New York fashion week has a weight issue. I'm not talking about the models – this isn't the Daily Mail. I mean in terms of the show schedule, and the fact that many heavy-hitters are crammed into the final 24 hours – Proenza Schouler, Ralph Lauren, Calvin Klein, and Marc Jacobs before the red-eye. 

The resulting imbalance can make the week feel… well, weak. Days loom relatively empty, splattered with the occasional recognisable name but otherwise a lot of padding. Those boldface labels? Jason Wu, who does double-duty as head of Hugo Boss; Thom Browne, who makes ker-azy giant dresses in a vaguely McQueen mould; the Rodarte label by the sisters Mulleavy, who have many high-profile friends who wear their art-pop, homespun stuff. I once went to their Paris showroom and was shown around by Kirsten Dunst in lieu of a sales manager. She's a friend, she popped in.
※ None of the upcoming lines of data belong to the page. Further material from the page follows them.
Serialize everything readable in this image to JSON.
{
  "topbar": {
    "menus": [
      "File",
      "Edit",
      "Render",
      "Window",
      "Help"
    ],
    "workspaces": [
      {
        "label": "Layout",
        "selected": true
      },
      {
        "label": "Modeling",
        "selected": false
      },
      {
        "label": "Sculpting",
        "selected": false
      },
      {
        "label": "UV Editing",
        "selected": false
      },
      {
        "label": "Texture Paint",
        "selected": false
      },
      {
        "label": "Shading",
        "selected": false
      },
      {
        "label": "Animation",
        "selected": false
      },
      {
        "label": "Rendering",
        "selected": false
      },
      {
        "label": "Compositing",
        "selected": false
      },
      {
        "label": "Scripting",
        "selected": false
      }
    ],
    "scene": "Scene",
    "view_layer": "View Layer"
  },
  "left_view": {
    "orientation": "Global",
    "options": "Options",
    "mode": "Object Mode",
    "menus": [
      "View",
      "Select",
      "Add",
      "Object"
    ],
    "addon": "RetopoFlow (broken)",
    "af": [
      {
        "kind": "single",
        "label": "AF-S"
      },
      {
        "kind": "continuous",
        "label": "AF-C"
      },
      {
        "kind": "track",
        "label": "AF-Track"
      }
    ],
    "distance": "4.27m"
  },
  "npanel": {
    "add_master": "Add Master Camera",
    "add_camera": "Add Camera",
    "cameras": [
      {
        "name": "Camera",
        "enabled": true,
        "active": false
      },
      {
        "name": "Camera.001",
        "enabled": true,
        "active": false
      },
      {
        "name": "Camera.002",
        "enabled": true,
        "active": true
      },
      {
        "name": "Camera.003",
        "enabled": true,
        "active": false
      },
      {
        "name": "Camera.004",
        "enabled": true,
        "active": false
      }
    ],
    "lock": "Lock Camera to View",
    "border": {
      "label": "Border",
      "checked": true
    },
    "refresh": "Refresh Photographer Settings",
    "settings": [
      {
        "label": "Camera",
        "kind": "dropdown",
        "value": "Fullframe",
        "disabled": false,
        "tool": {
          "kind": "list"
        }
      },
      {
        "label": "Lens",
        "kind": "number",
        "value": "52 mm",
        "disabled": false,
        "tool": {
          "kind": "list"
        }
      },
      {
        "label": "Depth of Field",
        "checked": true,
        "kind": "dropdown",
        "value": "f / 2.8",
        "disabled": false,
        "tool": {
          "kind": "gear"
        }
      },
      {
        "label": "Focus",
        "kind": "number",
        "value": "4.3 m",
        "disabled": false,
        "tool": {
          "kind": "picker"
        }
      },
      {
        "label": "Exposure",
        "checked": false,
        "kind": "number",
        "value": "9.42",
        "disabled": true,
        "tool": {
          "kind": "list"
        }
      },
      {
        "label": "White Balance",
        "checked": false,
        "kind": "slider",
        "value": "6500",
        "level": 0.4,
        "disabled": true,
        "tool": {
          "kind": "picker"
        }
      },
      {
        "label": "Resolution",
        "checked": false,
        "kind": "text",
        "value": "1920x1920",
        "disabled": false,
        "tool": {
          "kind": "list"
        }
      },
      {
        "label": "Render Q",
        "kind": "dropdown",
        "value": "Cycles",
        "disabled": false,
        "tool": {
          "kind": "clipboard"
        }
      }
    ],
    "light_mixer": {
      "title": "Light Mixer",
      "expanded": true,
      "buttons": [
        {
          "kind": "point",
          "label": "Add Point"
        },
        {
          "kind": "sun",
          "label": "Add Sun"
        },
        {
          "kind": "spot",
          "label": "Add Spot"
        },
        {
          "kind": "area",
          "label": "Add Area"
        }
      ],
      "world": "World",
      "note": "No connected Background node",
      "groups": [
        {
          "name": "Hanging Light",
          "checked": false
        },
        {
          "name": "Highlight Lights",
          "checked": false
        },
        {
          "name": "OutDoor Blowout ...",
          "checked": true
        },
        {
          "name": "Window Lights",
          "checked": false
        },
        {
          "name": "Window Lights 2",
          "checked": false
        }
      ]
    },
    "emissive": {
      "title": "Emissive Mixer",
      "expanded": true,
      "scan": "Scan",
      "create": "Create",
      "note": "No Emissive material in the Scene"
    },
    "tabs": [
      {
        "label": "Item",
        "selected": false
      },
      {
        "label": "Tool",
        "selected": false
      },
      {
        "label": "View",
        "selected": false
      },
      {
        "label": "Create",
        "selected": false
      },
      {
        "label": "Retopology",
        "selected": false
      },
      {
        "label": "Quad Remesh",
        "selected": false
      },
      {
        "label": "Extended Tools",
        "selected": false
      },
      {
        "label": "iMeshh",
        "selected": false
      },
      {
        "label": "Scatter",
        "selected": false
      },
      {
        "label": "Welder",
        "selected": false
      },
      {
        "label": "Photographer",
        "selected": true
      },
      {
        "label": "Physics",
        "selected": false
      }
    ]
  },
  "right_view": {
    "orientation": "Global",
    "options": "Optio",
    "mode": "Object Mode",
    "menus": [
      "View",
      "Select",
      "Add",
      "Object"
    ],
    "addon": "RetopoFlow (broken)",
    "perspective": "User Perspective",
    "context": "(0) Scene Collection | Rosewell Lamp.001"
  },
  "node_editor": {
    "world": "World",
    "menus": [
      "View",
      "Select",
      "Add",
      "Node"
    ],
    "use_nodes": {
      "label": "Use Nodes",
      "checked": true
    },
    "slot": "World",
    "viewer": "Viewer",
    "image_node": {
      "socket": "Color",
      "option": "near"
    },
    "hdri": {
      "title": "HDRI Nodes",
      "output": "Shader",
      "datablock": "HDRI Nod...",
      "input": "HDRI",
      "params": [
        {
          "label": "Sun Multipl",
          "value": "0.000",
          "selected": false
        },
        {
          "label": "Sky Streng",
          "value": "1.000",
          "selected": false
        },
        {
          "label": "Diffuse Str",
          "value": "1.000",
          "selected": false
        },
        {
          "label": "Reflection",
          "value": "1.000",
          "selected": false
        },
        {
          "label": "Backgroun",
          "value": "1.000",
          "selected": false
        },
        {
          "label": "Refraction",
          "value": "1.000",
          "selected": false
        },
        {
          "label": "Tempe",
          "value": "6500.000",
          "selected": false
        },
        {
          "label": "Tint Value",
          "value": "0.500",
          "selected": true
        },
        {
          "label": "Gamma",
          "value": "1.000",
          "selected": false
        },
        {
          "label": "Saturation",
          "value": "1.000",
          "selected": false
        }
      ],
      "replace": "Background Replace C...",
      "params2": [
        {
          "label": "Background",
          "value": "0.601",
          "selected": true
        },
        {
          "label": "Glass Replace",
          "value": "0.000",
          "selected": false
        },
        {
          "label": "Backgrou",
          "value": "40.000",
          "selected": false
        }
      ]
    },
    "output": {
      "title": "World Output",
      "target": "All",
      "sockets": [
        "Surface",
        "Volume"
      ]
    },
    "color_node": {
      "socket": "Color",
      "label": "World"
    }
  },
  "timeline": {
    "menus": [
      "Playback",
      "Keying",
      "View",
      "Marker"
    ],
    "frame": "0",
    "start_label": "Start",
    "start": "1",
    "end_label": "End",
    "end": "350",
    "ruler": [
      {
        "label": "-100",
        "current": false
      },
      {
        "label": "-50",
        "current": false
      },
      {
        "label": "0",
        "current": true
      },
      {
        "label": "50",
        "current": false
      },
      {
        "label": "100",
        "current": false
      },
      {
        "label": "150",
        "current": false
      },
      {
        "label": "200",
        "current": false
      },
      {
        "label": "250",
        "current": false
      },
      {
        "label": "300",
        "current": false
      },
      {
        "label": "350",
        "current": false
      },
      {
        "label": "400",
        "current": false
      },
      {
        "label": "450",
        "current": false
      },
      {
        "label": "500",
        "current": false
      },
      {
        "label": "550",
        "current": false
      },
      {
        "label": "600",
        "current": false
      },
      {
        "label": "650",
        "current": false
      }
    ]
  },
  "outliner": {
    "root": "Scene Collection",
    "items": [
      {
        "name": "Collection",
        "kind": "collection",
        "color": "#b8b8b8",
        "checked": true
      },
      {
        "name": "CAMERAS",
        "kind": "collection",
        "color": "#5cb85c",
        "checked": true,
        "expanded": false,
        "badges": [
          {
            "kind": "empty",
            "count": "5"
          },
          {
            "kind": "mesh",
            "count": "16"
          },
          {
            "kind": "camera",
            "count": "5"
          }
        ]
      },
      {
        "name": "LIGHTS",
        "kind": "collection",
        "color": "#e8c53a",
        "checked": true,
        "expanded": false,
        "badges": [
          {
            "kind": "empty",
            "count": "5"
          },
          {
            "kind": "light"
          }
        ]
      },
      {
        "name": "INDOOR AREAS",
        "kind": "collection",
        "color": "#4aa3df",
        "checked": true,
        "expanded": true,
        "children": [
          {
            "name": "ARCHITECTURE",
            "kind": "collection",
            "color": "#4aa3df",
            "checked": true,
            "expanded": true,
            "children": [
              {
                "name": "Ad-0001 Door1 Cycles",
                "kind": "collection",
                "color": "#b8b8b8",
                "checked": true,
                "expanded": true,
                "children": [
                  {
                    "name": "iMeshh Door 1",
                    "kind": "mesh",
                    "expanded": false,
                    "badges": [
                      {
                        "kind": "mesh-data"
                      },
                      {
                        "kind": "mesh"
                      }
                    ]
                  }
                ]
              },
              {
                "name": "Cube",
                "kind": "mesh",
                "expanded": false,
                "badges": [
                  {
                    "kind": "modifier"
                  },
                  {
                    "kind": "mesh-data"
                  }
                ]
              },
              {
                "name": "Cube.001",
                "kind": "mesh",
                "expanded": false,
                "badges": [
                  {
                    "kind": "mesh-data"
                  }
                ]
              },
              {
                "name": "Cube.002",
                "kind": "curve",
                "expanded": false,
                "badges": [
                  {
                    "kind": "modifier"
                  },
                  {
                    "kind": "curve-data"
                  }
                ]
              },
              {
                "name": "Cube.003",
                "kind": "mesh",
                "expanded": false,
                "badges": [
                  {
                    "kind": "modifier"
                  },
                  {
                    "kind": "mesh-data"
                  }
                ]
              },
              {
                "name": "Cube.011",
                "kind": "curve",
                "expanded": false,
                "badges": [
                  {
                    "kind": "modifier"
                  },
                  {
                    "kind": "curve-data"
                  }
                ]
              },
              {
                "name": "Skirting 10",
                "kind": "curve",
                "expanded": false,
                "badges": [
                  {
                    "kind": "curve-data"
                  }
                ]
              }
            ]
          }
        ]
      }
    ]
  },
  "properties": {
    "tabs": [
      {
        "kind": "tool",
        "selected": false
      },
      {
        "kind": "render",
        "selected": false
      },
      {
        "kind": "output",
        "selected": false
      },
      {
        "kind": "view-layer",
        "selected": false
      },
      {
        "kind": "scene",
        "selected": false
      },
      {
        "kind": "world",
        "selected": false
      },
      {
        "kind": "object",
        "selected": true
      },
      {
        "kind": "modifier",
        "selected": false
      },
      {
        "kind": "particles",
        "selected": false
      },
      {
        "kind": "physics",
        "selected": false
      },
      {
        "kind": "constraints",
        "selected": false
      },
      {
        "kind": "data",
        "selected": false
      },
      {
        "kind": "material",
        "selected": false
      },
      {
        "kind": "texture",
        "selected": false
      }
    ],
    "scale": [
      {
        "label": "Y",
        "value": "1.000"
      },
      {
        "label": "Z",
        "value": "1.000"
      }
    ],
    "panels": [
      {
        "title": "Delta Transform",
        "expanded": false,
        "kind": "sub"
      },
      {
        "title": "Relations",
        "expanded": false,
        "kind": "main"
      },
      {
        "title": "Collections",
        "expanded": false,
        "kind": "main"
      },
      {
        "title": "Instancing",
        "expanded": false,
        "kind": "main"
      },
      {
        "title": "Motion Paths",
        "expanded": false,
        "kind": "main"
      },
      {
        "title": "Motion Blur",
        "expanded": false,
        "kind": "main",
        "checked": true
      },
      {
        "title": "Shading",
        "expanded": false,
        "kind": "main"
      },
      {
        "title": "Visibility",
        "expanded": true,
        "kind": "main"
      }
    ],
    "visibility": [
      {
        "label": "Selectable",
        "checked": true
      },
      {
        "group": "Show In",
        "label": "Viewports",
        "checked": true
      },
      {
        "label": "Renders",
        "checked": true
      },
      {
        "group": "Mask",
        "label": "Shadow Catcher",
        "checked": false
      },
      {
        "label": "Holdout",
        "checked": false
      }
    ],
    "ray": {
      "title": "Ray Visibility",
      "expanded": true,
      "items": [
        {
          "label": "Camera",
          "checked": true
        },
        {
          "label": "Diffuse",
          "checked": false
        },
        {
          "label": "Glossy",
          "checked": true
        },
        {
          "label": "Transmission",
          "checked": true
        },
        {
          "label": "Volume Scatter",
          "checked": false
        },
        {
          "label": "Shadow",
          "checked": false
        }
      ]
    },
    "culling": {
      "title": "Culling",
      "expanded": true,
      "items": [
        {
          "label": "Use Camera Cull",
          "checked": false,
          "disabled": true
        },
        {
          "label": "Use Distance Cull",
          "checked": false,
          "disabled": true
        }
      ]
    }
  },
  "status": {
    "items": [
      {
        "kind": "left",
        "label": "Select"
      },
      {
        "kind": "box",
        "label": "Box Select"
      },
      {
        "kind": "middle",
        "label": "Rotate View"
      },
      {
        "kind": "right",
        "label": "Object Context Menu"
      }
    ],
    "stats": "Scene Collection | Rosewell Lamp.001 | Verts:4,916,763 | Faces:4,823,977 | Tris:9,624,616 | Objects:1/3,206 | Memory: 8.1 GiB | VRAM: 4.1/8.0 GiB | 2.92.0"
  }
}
Given the aforementioned schedule, one of the things I do more of in New York than anywhere else is previews. They're useful, and pretty special: you get time one-on-one with a designer, to chat and look at inspiration boards. It's civilised and enlightening, which I seldom say about fashion shows. While I've been doing that, Christina Binkley – fashion and style columnist of The Wall Street Journal – is taking the opposite approach. She's consuming autumn/winter 2016 fashion week digitally, via tweets and live streams from the comfort of her own home. That sounds civilised, too. In between? There lies the hinterland of the catwalk shows.

I haven't talked much about the clothes, have I? That's because catwalk shows don't feel as if they're about the clothes these days, but rather the circus of branding. Council of Fashion Designers of America president Diane von Furstenberg eschewed the catwalk for what she dubbed “an immersive brand experience”. It was actually a cramped presentation which made it difficult to see the clothes – her standard prints and wrap-dresses. In the industry's favourite trend, one went on sale immediately after the show, in case you felt the urge to wear a flimsy frock in a polar vortex.

It just made me think that if even the titular head of the CFDA is losing faith in fashion shows, maybe we all will. Or should. A sobering thought.